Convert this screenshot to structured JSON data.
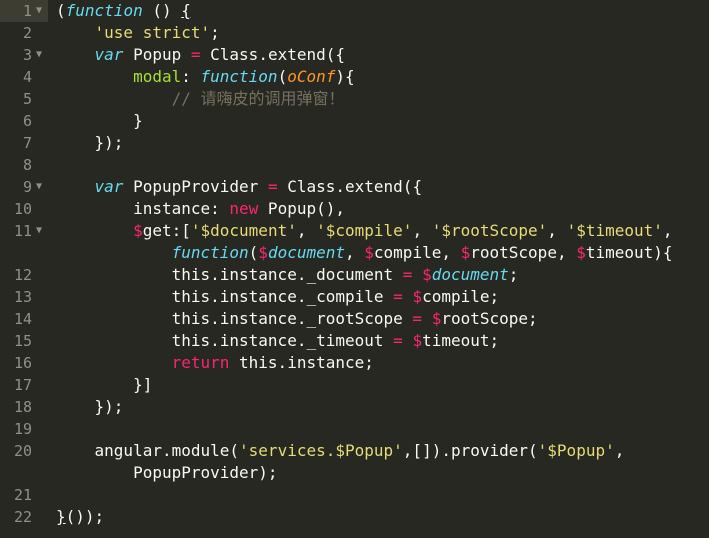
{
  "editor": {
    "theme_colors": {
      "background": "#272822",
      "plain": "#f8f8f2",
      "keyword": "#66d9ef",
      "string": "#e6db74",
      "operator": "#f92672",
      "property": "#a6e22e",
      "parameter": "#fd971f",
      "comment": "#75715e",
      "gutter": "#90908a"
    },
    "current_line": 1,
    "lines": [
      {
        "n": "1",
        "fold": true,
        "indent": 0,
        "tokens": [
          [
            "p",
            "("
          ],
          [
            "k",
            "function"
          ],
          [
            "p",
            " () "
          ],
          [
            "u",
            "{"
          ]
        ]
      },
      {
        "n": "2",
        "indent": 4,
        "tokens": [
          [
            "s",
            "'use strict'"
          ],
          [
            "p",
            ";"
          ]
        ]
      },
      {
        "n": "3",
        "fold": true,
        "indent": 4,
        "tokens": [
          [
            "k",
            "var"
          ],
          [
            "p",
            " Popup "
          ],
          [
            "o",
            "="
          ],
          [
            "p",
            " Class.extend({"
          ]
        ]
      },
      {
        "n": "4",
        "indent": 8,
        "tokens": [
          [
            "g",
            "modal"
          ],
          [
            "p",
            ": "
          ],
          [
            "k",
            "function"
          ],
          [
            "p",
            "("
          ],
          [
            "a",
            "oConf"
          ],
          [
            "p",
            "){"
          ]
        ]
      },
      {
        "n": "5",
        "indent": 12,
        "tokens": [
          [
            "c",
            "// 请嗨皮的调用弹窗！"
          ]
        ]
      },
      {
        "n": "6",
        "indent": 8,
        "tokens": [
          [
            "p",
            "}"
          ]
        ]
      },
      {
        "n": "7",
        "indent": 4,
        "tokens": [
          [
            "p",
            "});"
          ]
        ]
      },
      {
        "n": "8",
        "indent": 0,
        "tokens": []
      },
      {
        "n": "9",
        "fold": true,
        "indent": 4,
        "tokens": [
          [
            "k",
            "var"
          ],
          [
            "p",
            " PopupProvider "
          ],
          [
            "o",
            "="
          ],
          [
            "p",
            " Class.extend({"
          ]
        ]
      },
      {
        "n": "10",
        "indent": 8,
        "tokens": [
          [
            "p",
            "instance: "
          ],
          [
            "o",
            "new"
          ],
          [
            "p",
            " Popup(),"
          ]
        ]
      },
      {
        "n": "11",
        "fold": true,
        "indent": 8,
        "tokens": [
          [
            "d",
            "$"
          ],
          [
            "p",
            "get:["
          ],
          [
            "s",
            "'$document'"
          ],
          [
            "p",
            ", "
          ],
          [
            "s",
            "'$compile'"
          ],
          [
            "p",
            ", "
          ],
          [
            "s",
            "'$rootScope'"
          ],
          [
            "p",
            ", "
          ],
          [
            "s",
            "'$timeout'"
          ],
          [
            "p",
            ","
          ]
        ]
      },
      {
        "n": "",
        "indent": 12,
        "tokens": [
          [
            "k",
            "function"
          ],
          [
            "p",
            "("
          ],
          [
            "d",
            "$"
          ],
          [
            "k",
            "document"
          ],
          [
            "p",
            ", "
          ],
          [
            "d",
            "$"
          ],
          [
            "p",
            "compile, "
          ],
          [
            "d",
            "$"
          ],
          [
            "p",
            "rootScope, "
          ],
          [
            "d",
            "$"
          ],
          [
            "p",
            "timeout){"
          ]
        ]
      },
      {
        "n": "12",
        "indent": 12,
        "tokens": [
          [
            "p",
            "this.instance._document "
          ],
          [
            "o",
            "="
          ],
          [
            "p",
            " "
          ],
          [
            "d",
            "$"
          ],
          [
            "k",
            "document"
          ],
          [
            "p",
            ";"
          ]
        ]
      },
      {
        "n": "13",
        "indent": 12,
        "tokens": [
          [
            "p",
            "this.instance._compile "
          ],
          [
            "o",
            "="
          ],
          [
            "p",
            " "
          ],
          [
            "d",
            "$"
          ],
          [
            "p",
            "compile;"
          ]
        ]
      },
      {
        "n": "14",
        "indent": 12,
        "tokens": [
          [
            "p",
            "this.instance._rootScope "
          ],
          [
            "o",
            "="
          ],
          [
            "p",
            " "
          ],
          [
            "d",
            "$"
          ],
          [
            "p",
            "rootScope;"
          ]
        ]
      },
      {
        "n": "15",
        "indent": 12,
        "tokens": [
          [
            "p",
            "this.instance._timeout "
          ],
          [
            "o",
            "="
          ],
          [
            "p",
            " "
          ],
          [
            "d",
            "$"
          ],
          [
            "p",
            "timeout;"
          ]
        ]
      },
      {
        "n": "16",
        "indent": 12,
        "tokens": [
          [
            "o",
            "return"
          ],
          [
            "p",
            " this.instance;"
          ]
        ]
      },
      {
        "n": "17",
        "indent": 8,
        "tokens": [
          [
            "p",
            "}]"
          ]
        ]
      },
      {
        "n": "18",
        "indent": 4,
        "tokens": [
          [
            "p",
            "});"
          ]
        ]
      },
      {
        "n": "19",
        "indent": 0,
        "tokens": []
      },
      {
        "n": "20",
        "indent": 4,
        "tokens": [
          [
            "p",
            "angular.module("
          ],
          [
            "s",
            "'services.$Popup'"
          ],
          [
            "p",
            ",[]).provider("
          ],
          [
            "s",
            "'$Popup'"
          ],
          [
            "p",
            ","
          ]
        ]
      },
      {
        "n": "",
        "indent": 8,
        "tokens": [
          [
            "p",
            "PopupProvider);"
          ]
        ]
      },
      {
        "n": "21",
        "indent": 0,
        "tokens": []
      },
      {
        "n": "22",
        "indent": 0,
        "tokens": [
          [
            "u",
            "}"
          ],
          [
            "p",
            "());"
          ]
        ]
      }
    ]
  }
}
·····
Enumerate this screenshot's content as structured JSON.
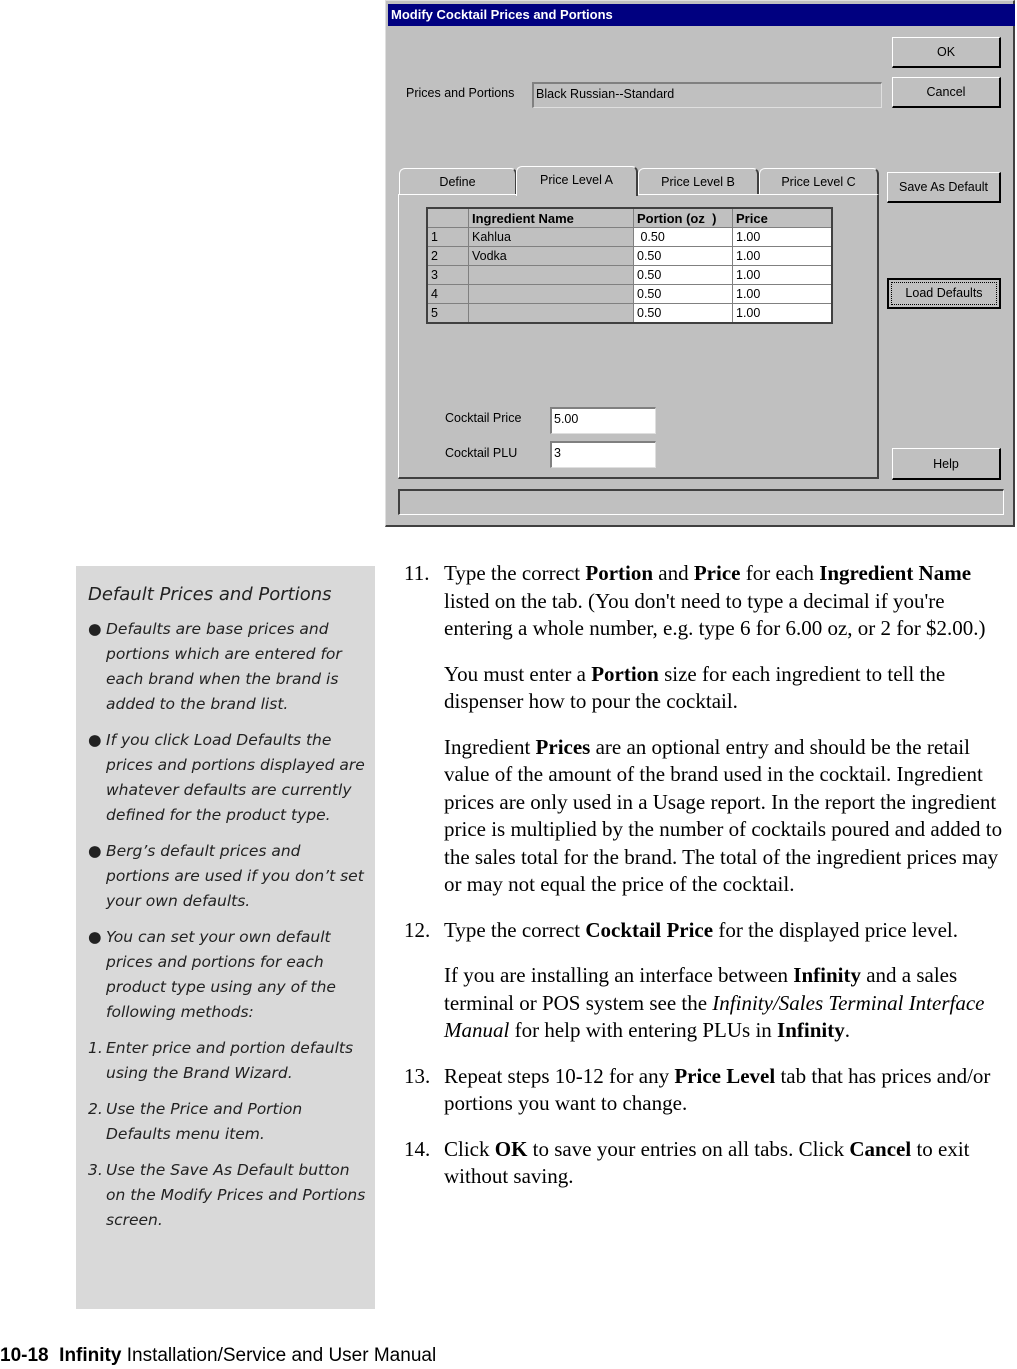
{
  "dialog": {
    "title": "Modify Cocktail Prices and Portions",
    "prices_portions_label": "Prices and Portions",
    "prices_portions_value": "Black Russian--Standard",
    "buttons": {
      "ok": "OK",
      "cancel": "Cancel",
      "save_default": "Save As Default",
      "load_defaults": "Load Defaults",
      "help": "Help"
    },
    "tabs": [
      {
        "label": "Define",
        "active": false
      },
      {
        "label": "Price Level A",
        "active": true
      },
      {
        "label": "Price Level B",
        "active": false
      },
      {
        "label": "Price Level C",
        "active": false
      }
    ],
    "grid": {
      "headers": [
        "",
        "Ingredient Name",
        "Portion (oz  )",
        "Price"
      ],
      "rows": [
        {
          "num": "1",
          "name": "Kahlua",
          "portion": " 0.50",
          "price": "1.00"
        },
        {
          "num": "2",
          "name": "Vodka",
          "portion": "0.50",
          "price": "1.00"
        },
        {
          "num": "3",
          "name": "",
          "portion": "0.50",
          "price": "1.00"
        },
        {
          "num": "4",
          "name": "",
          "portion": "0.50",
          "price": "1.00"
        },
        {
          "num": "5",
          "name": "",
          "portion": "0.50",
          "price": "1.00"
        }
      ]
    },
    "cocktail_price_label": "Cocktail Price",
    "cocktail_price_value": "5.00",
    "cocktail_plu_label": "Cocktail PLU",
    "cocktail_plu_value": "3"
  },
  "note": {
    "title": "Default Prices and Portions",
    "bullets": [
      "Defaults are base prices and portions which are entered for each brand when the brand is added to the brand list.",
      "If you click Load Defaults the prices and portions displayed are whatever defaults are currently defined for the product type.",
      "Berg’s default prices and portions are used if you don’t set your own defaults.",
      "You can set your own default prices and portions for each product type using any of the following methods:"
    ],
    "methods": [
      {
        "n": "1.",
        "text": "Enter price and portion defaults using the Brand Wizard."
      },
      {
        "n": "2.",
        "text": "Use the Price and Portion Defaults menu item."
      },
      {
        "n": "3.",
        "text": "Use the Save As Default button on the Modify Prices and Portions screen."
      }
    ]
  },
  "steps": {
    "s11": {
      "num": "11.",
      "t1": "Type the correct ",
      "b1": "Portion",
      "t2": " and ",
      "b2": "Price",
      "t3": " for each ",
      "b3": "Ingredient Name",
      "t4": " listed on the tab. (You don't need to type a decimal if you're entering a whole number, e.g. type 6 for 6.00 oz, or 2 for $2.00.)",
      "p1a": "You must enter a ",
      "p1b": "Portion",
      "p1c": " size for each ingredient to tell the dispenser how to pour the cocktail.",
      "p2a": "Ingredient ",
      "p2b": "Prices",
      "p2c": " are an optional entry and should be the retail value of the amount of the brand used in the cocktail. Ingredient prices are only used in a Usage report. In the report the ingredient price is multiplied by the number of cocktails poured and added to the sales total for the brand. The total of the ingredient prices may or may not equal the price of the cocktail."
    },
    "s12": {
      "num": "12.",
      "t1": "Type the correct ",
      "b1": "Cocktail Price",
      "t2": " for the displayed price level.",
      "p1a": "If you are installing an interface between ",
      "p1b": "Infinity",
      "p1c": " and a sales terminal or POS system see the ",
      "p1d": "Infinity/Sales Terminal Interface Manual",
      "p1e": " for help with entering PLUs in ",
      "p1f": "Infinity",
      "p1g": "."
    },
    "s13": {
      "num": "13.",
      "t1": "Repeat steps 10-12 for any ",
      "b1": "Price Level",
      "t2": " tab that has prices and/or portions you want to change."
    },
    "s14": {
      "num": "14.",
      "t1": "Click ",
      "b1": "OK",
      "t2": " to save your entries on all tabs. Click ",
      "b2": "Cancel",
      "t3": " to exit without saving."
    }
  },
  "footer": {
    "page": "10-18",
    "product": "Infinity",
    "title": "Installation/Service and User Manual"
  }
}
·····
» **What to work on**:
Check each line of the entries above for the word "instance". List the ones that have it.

» **Result of this exercise**:
            "instance: "
            "this.instance._document "
            "this.instance._compile "
            "this.instance._rootScope "
            "this.instance._timeout "
            " this.instance;"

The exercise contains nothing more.